1794 Tasting Notes
Jonesing so hard for a nice cup of shou, realizing I had none in my desk at work, remembering that a new Chinese tea shop had opened down the street, walking there, finding that they were not open, then returning to work.
Such was the saga that lead to me drinking this at my desk at work. It is a fair imitation of a decent pu’erh, and it is highly inexpensive.
After having started the day, late (unfortunately unavoidable), with a triple lungo on the way to work, followed by three hours of documentation, code, and translating developer-speak into laymans terms for customers…tea was needed, desperately.

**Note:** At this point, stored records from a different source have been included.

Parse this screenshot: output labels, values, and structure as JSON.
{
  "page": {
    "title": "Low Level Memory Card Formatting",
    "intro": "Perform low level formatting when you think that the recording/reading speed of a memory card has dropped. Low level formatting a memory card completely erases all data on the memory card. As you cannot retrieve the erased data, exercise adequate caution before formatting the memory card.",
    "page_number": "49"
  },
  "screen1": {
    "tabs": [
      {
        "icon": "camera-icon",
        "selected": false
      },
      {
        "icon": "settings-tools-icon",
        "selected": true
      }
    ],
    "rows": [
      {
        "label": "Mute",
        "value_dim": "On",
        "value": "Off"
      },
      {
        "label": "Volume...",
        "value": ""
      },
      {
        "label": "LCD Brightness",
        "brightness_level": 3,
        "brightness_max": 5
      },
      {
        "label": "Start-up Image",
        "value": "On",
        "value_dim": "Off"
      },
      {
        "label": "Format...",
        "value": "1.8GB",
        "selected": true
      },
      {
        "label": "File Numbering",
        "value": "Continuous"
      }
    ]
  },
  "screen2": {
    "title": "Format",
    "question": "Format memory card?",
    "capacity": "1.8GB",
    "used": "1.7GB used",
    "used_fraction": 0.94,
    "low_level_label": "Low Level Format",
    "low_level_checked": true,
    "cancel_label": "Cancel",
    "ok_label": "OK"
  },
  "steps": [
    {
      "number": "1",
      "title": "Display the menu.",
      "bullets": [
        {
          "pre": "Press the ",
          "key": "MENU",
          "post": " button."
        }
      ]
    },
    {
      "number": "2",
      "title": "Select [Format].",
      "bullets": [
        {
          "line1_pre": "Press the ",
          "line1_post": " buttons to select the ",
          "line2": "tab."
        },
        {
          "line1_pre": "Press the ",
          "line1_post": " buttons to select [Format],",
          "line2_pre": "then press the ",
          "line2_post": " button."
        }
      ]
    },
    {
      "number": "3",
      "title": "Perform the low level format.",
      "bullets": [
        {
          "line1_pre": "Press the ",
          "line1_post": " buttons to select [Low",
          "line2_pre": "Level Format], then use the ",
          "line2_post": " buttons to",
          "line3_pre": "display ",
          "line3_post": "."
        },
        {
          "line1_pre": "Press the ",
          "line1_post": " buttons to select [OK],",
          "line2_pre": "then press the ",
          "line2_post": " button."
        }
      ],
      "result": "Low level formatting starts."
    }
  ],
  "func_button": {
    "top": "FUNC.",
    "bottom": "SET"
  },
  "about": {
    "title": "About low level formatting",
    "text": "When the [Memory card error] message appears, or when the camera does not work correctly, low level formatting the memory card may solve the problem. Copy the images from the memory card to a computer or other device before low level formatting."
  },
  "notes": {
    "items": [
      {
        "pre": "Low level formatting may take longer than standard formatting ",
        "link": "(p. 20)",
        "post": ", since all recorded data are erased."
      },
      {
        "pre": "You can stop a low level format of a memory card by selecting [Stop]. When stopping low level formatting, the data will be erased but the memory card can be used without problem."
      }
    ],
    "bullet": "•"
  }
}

In all fairness to this tea, I did not treat it right. It got a rinse, but then it was brewed in a twelve ounce mug, when it was deserving of a gaiwan. Still delicious, all the same. The jasmine is really soothing, calming one’s busy mind.
“…the pale yellow liquor contains some grassy flavors, which remind me of a pleasant green tea mixed with a sheng.”
“In my third cup, which resulted from another thirty-second steep, I note that the sheng flavors have come forward. Those green, aromatic, almost-pungent (in a good way) tones that so often fill sheng pu’erh have reared their heads and now lurk in the body and aftertaste. Steep number four (another thirty seconds) reveals those flavors to an even greater degree. The dark vegetation aroma is warm and soft, yet seems full of vigor. Much as I am also enjoying them, these cups are being consumed quickly.”
“…with this tea, I could see it becoming a regular in my cup. On my personal enjoyment scale, I would rate this tea a 95/100.”
Read the full review on Built from Ink and Tea, here: http://www.createwritedrink.com/2015/04/tea-review-tuesday-review-of-wymm-teas.html
“The body of the tea is strong and creamy, not overly bold and in-your-face, but maintaining strong, consistent flavors throughout. The slight fruity sweetness softens any edges, and there is little to no astringency of which to speak. In the center of the body of the tea lies a bit of smokiness, which pleasantly lingers on the tongue.”